About Refugee Stress
About Traumatic Stress
About Suicide and Refugee Children and Adolescents (including risk, protective factors, and screening)
Use the Assessment Tool (including an overview and then more information on the four core stressors: Trauma, Acculturation, Resettlement, and Isolation)
Resources on Working with Unaccompanied and Immigrant Minors from NCTSN
In addition to its Refugee Services Toolkit, the National Child Traumatic Stress Network has developed a new compilation of resources on Working with Unaccompanied and Immigrant Minors. “Not only during their journey but also on arriving at their destination, immigrant youth experience traumatic events related to war or persecution, abuse, trafficking, and vio-lence which may affect their mental and physical health. If you are working with youth who have found their way to the States without the presence of a caregiver, we hope you will find this page beneficial. We will add more resources as they become available.”
National Child Traumatic Stress Network
August 2014 eBulletin
More on working with unaccompanied minors and other youth-related resources, from BRYCS
BRYCS (Bridging Refugee Youth and Children’s Services) has released an August bulletin including information about a number of resources, including the BRYCS publications, Highlighted Resources for Working with Unaccompanied Minors, Keeping Safe! Children’s Bilingual Guide, and Keeping Safe! A Teen Bilingual Guide, as well as events and funding opportunities. See the bulletin or see the BRYCS webpage at http://www.brycs.org/.
Reconnecting Families inquiry system
The American Red Cross would like to make readers aware of the new public inquiry system on the American Red Cross Reconnecting Families webpage. The Reconnecting Families team works to restore communication between families who have been separated due to war, disaster or migration. See the link to the webpage and the link to the new public inquiry. The inquiry page allows the public to submit questions, requests or concerns directly to our staff. It is a great way for people to ask about our services.
International Reconnecting Families
American Red Cross
Fraud to rob refugees of personal data
The Office of Refugee Resettlement (ORR) would like to warn you of a new fraud scheme to rob refugees of personal data, which can be used to commit identity theft.
Ethnic Minorities of Burma Advocacy and Resource Center (EMBARC), an ORR grantee from Iowa, reports that last week some of their clients were visited by two men claiming to be cell phone company representatives. These men went door to door asking refugee families for their social security numbers, Medicaid numbers, and dates of birth, promising them free cell phones in return.
ORR urges you to be aware that there are several criminals seeking to take advantage of newly arrived refugees who may not realize the need to protect their personal information from thieves and other criminals. The Federal Trade Commission (FTC) is following scam attempts such as these, and encourages anyone contacted with similar scams to report them through the FTC website. Their recently published Consumer Alert provides valuable tips on how to avoid being victimized, and what to do in case you are contacted.

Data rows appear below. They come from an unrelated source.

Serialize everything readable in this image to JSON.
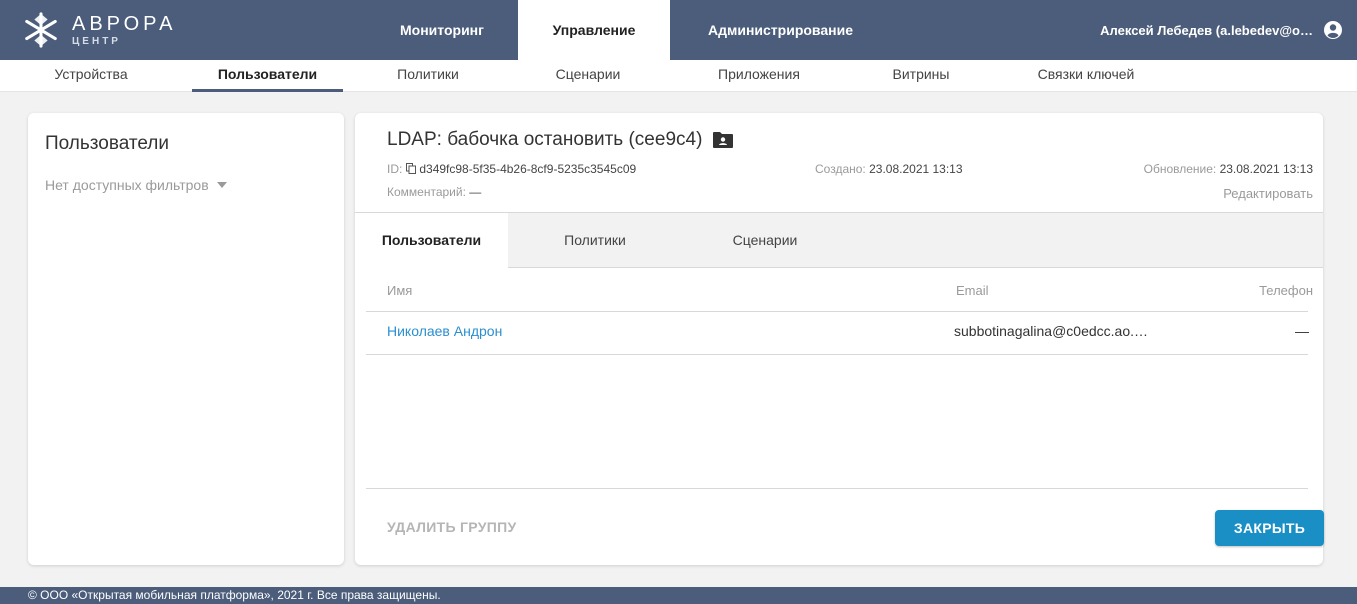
{
  "brand": {
    "title": "АВРОРА",
    "subtitle": "ЦЕНТР"
  },
  "main_tabs": [
    {
      "label": "Мониторинг",
      "active": false
    },
    {
      "label": "Управление",
      "active": true
    },
    {
      "label": "Администрирование",
      "active": false
    }
  ],
  "user": {
    "name": "Алексей Лебедев (a.lebedev@o…",
    "icon": "account-circle-icon"
  },
  "sub_nav": [
    {
      "label": "Устройства",
      "active": false
    },
    {
      "label": "Пользователи",
      "active": true
    },
    {
      "label": "Политики",
      "active": false
    },
    {
      "label": "Сценарии",
      "active": false
    },
    {
      "label": "Приложения",
      "active": false
    },
    {
      "label": "Витрины",
      "active": false
    },
    {
      "label": "Связки ключей",
      "active": false
    }
  ],
  "left_panel": {
    "title": "Пользователи",
    "filter_text": "Нет доступных фильтров"
  },
  "group": {
    "title": "LDAP: бабочка остановить (cee9c4)",
    "id_label": "ID:",
    "id_value": "d349fc98-5f35-4b26-8cf9-5235c3545c09",
    "comment_label": "Комментарий:",
    "comment_value": "—",
    "created_label": "Создано:",
    "created_value": "23.08.2021 13:13",
    "updated_label": "Обновление:",
    "updated_value": "23.08.2021 13:13",
    "edit_label": "Редактировать"
  },
  "detail_tabs": [
    {
      "label": "Пользователи",
      "active": true
    },
    {
      "label": "Политики",
      "active": false
    },
    {
      "label": "Сценарии",
      "active": false
    }
  ],
  "table": {
    "columns": [
      "Имя",
      "Email",
      "Телефон"
    ],
    "rows": [
      {
        "name": "Николаев Андрон",
        "email": "subbotinagalina@c0edcc.ao.…",
        "phone": "—"
      }
    ]
  },
  "actions": {
    "delete_label": "УДАЛИТЬ ГРУППУ",
    "close_label": "ЗАКРЫТЬ"
  },
  "footer": {
    "text": "© ООО «Открытая мобильная платформа», 2021 г. Все права защищены."
  },
  "colors": {
    "header_bg": "#4b5d7a",
    "accent": "#1a8fc6",
    "link": "#2a8fcf"
  }
}
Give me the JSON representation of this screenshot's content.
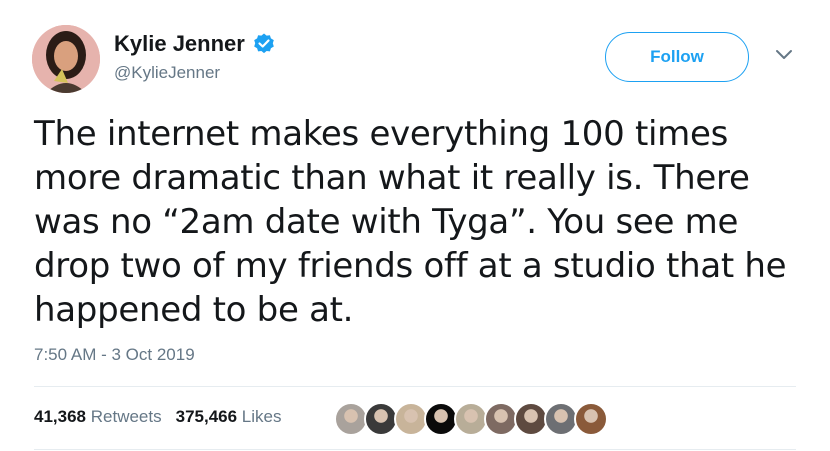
{
  "author": {
    "name": "Kylie Jenner",
    "handle": "@KylieJenner",
    "verified_icon": "verified-badge-icon"
  },
  "follow_label": "Follow",
  "tweet": {
    "lines": [
      "The internet makes everything 100 times",
      "more dramatic than what it really is. There",
      "was no “2am date with Tyga”. You see me",
      "drop two of my friends off at a studio that he",
      "happened to be at."
    ],
    "timestamp": "7:50 AM - 3 Oct 2019"
  },
  "stats": {
    "retweets_count": "41,368",
    "retweets_label": "Retweets",
    "likes_count": "375,466",
    "likes_label": "Likes"
  },
  "colors": {
    "accent": "#1da1f2",
    "text": "#14171a",
    "muted": "#657786",
    "divider": "#e6ecf0"
  },
  "likers": [
    {
      "color": "#a9a29c"
    },
    {
      "color": "#3a3a3a"
    },
    {
      "color": "#c8b49a"
    },
    {
      "color": "#0a0a0a"
    },
    {
      "color": "#b8ad98"
    },
    {
      "color": "#7e6a62"
    },
    {
      "color": "#5e4a40"
    },
    {
      "color": "#6d6f73"
    },
    {
      "color": "#8a5a3a"
    }
  ]
}
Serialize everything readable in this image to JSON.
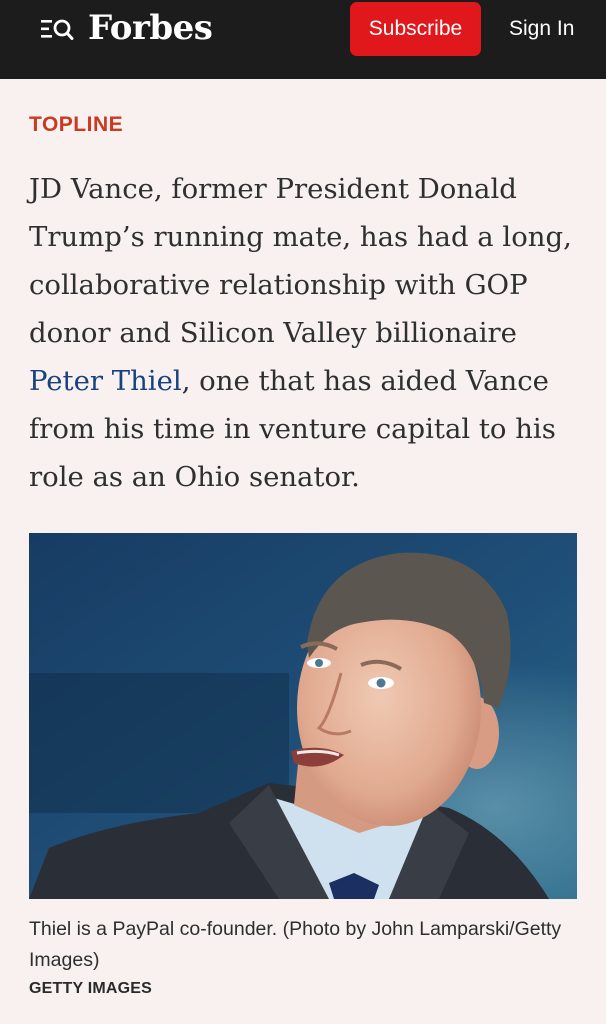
{
  "header": {
    "logo": "Forbes",
    "menu_icon": "menu-search-icon",
    "subscribe_label": "Subscribe",
    "signin_label": "Sign In",
    "background_color": "#1c1c1c",
    "subscribe_color": "#e0181b"
  },
  "article": {
    "section_label": "TOPLINE",
    "section_color": "#c93a21",
    "topline": {
      "before_link": "JD Vance, former President Donald Trump’s running mate, has had a long, collaborative relationship with GOP donor and Silicon Valley billionaire ",
      "link_text": "Peter Thiel",
      "after_link": ", one that has aided Vance from his time in venture capital to his role as an Ohio senator.",
      "link_color": "#18417f"
    },
    "image": {
      "caption": "Thiel is a PayPal co-founder. (Photo by John Lamparski/Getty Images)",
      "credit": "GETTY IMAGES"
    }
  }
}
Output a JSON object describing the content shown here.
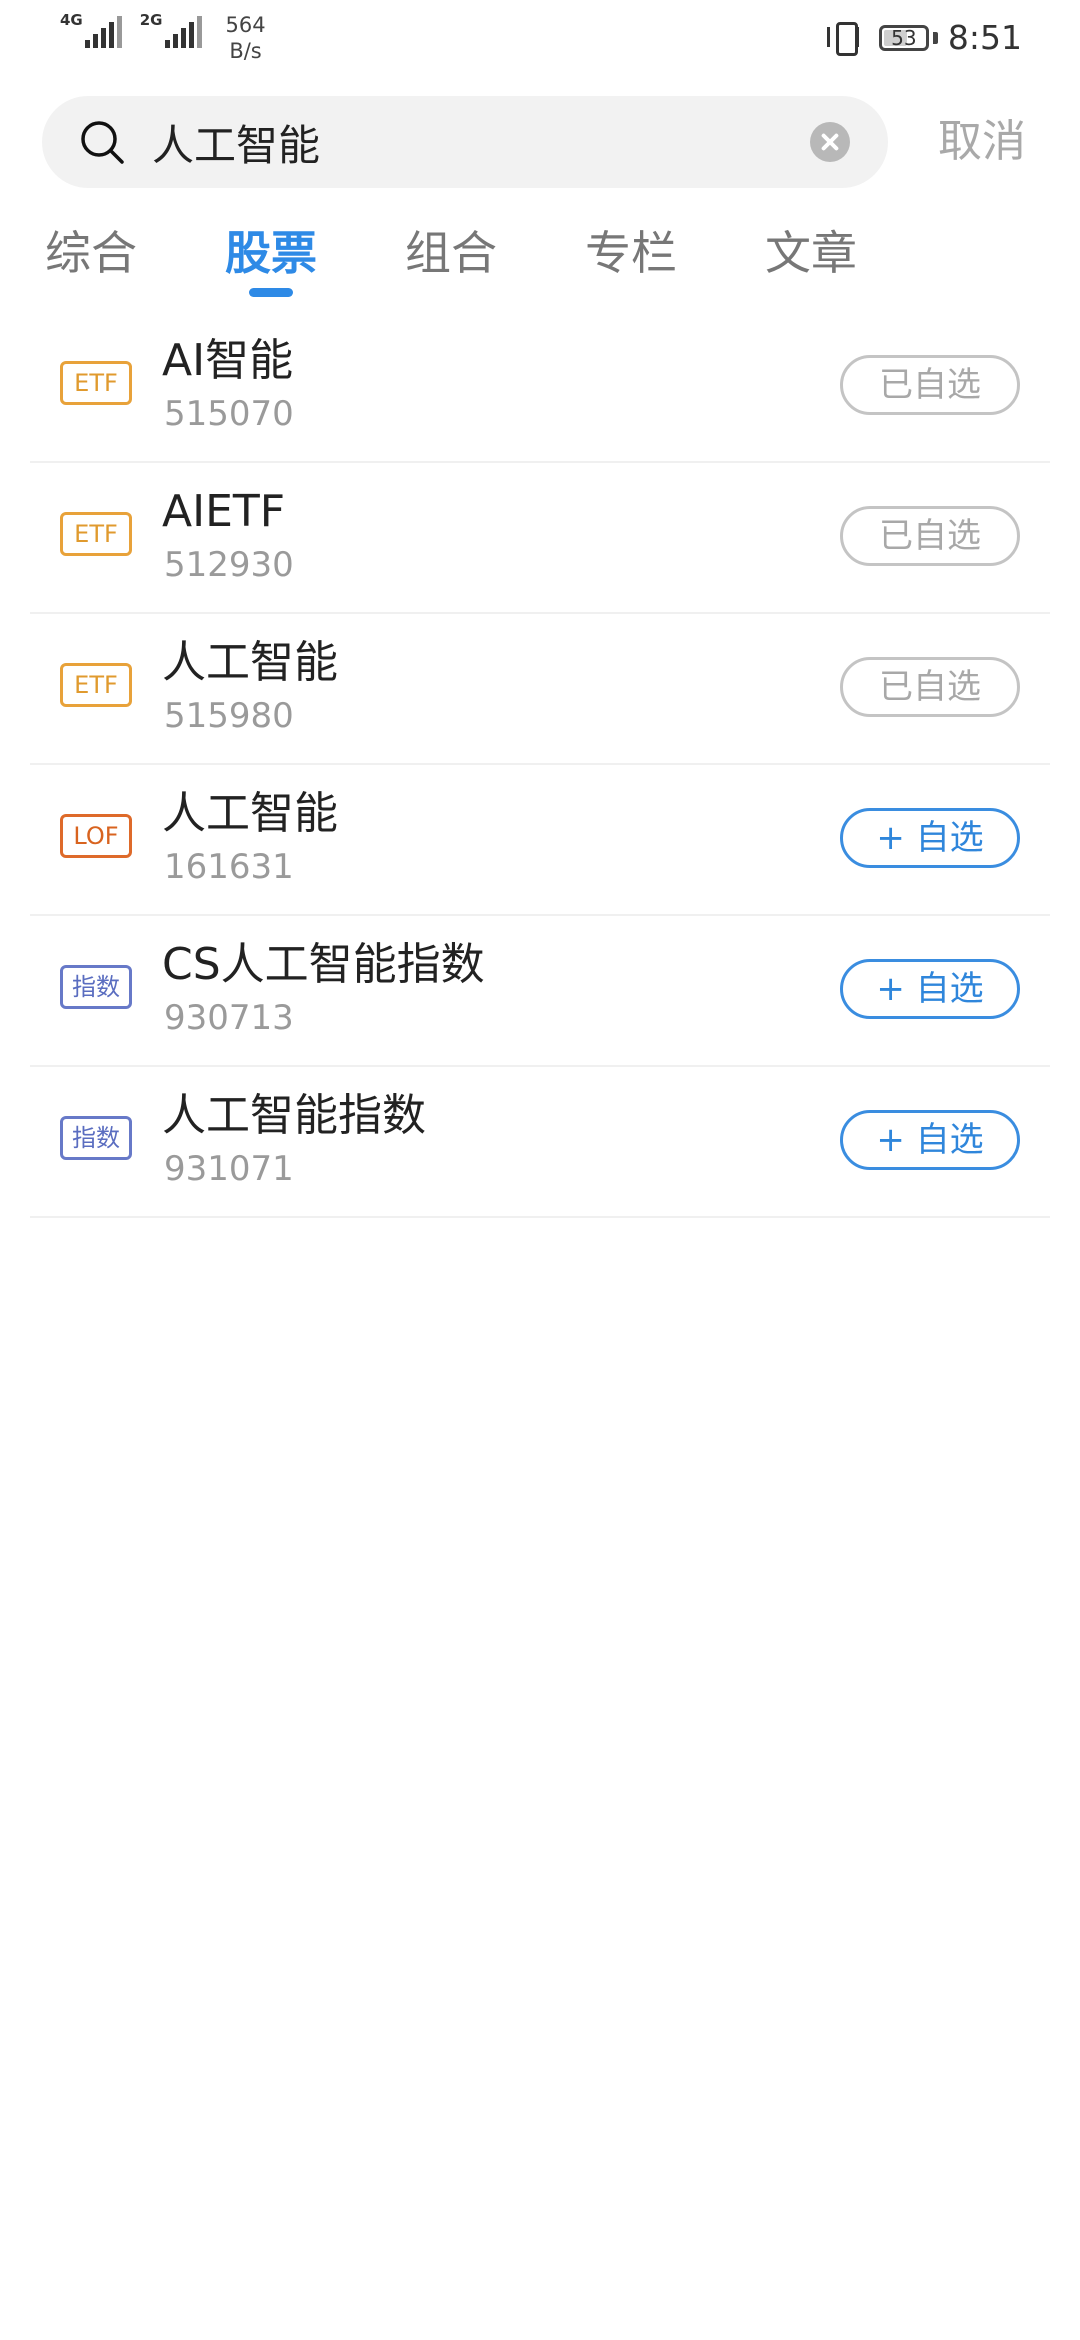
{
  "status_bar": {
    "network_1": "4G",
    "network_2": "2G",
    "speed_value": "564",
    "speed_unit": "B/s",
    "battery": "53",
    "time": "8:51"
  },
  "search": {
    "value": "人工智能",
    "cancel_label": "取消"
  },
  "tabs": [
    {
      "label": "综合",
      "active": false
    },
    {
      "label": "股票",
      "active": true
    },
    {
      "label": "组合",
      "active": false
    },
    {
      "label": "专栏",
      "active": false
    },
    {
      "label": "文章",
      "active": false
    }
  ],
  "results": [
    {
      "badge": "ETF",
      "badge_type": "etf",
      "name": "AI智能",
      "code": "515070",
      "button": "已自选",
      "button_state": "added"
    },
    {
      "badge": "ETF",
      "badge_type": "etf",
      "name": "AIETF",
      "code": "512930",
      "button": "已自选",
      "button_state": "added"
    },
    {
      "badge": "ETF",
      "badge_type": "etf",
      "name": "人工智能",
      "code": "515980",
      "button": "已自选",
      "button_state": "added"
    },
    {
      "badge": "LOF",
      "badge_type": "lof",
      "name": "人工智能",
      "code": "161631",
      "button": "+ 自选",
      "button_state": "add"
    },
    {
      "badge": "指数",
      "badge_type": "index",
      "name": "CS人工智能指数",
      "code": "930713",
      "button": "+ 自选",
      "button_state": "add"
    },
    {
      "badge": "指数",
      "badge_type": "index",
      "name": "人工智能指数",
      "code": "931071",
      "button": "+ 自选",
      "button_state": "add"
    }
  ],
  "colors": {
    "accent": "#2e8ae6",
    "etf_badge": "#e8a23a",
    "lof_badge": "#de6a2a",
    "index_badge": "#6779c8"
  }
}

They have also set up a new web page, Avoiding Scams Against Immigrants, with information and materials in several languages.
How can you avoid scams like this?
• Do not give important personal information – or money – to someone you don’t know or to someone who contacts you unexpectedly.
• Do not give your personal or financial information to unknown persons who seek payment or ask for charitable contributions. Providing such information may compromise your identity and make you vulnerable to identity theft.
• Do not respond to any unsolicited (spam) incoming e-mails, including clicking links contained within those messages. • Be skeptical of individuals representing themselves as officials asking for payments or donations, door-to-door, or by phone, mail, e-mail, or social networking sites.
• If you are a refugee and are contacted like this, talk to the case manager at your resettlement agency immediately. Then report it to the Federal Trade Commission online or at 1-877-FTC-HELP. Information courtesy of the Federal Trade Commission, FTC Consumer Alert
Resettled refugees are once again advised to consult with their local resettlement agencies if someone claiming to represent the government contacts them, especially if there are promises of cash or prizes. If these scammers come to your home, report the incident to your local police. Please spread the warning about these scams.
Refugee Discussion is supported by funding from the Department of State/Bureau of Population, Refugees, and Migration (PRM). The contents do not necessarily represent the policies of that agency and the reader should not assume endorsement by the federal government.